Write out the listing below word for word.
○ ○ ○ ○ ○ ○ ○
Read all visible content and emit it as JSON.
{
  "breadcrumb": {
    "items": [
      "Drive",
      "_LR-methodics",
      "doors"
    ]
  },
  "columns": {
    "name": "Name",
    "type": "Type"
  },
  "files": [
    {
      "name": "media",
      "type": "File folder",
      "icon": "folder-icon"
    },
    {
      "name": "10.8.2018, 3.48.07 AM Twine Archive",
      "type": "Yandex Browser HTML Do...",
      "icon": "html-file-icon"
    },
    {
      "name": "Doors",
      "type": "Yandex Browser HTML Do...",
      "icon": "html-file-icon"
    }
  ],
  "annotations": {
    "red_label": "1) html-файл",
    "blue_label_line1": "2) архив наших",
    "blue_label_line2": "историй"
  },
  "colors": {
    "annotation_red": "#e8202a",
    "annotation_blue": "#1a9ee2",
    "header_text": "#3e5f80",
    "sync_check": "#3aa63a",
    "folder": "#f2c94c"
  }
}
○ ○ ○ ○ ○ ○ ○
• Output for this exercise
Read all visible content and emit it as JSON.
{
  "breadcrumb": {
    "items": [
      "Drive",
      "_LR-methodics",
      "doors"
    ]
  },
  "columns": {
    "name": "Name",
    "type": "Type"
  },
  "files": [
    {
      "name": "media",
      "type": "File folder",
      "icon": "folder-icon"
    },
    {
      "name": "10.8.2018, 3.48.07 AM Twine Archive",
      "type": "Yandex Browser HTML Do...",
      "icon": "html-file-icon"
    },
    {
      "name": "Doors",
      "type": "Yandex Browser HTML Do...",
      "icon": "html-file-icon"
    }
  ],
  "annotations": {
    "red_label": "1) html-файл",
    "blue_label_line1": "2) архив наших",
    "blue_label_line2": "историй"
  },
  "colors": {
    "annotation_red": "#e8202a",
    "annotation_blue": "#1a9ee2",
    "header_text": "#3e5f80",
    "sync_check": "#3aa63a",
    "folder": "#f2c94c"
  }
}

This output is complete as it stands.